The vision of King Edward Mine museum is to celebrate the mining history of Cornwall by collecting, stewarding and interpreting historical and engineering heritage in ways that increase knowledge and ignite curiosity among people of all ages and backgrounds. As Cornwall’s best preserved mine site, the buildings have been beautifully restored and now serve as a community hub for the Cornish Mining World Heritage area.
Our beautifully restored mill contains some of the last remaining working equipment of its kind in the world.
Our set of Californian Stamps were brought from the Paris Exhibition of 1900 (flat-packed) and the Mill building was built around them. The deafening noise of this great machine can be heard in action several times a year. The stamps were a nominal 850 lbs weight with a drop of 8 ins operating at about 100 drops per minute.
Ore is fed into the mortar box from hehind the heads along with a steady stream of water, reducing the rock to sand that can then be sorted into ore and waste using further equipment and gravity separation methods.
We have restored the building to house our original Holman winding machinery (for the headframe above the mineshaft).
The historic boiler house has been restored and turned into a further exhibition space. Originally, this contained a boiler that provided the steam for the engine that drove the belts for the Mill.
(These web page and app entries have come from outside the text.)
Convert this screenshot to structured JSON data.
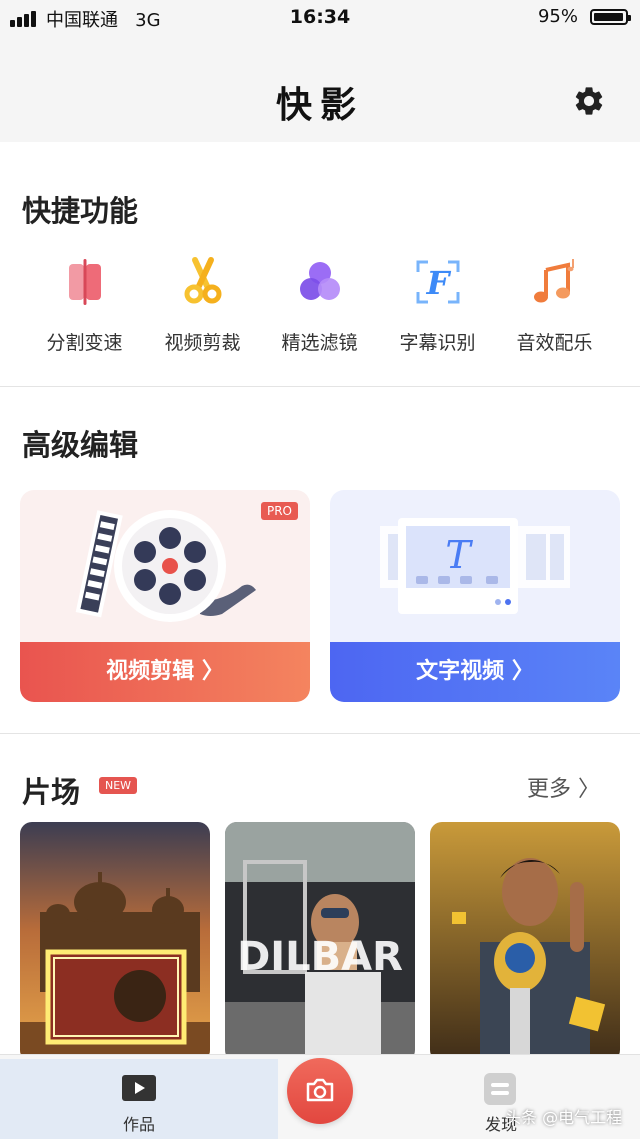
{
  "status_bar": {
    "carrier": "中国联通",
    "network": "3G",
    "time": "16:34",
    "battery": "95%",
    "battery_level": 0.95
  },
  "header": {
    "title": "快影",
    "settings_icon": "gear-icon"
  },
  "quick_functions": {
    "title": "快捷功能",
    "items": [
      {
        "label": "分割变速",
        "icon": "split-speed-icon",
        "color": "#ee6b78"
      },
      {
        "label": "视频剪裁",
        "icon": "scissors-icon",
        "color": "#f7c230"
      },
      {
        "label": "精选滤镜",
        "icon": "filter-circles-icon",
        "color": "#8a5cf0"
      },
      {
        "label": "字幕识别",
        "icon": "subtitle-recognition-icon",
        "color": "#3d8af7"
      },
      {
        "label": "音效配乐",
        "icon": "music-note-icon",
        "color": "#f07c3c"
      }
    ]
  },
  "advanced_edit": {
    "title": "高级编辑",
    "cards": [
      {
        "label": "视频剪辑 〉",
        "badge": "PRO",
        "art": "film-reel-icon"
      },
      {
        "label": "文字视频 〉",
        "art": "text-video-icon",
        "art_letter": "T"
      }
    ]
  },
  "scenes": {
    "title": "片场",
    "badge": "NEW",
    "more": "更多 〉",
    "thumbnails": [
      {
        "name": "golden-temple-frame"
      },
      {
        "name": "dilbar-poster",
        "text": "DILBAR"
      },
      {
        "name": "trophy-man"
      }
    ]
  },
  "tab_bar": {
    "works_label": "作品",
    "discover_label": "发现",
    "camera_icon": "camera-icon"
  },
  "watermark": "头条 @电气工程",
  "colors": {
    "accent_red": "#e9544f",
    "accent_blue": "#4d66f2",
    "background": "#f5f5f5"
  }
}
Amongst the many exhibits we showcase the international history of Holman rock-drills.
The museum and its artifacts are currently a valuable resource for local schools.
Originally, this building housed a 90HP Holman Mill Engine, that drove the belts for the Mill.
The former historic engine room is now an exhibition room with photos and video of the history of our own mine and the technology that made it work.
The reason why the buildings and their historic contents were preserved is because King Edward Mine was used as a teaching facility for the Camborne School of Mines (CSM) for almost 100 years from 1897 to 1984.
Our beautiful Survey Office has remained almost unchanged since it was first built in 1897. It is still used by students today.
We are running a Saturday science club for children, open for innovative art projects, and manage the ecology of our wild lands (partly named as 'the Wastrels').
We have a gem of a specialist bookshop selling Cornish books on a variety of topics, but mostly history. We have up to 60 volunteers who guide our visitors, and contribute to the preservation and development of this unique site.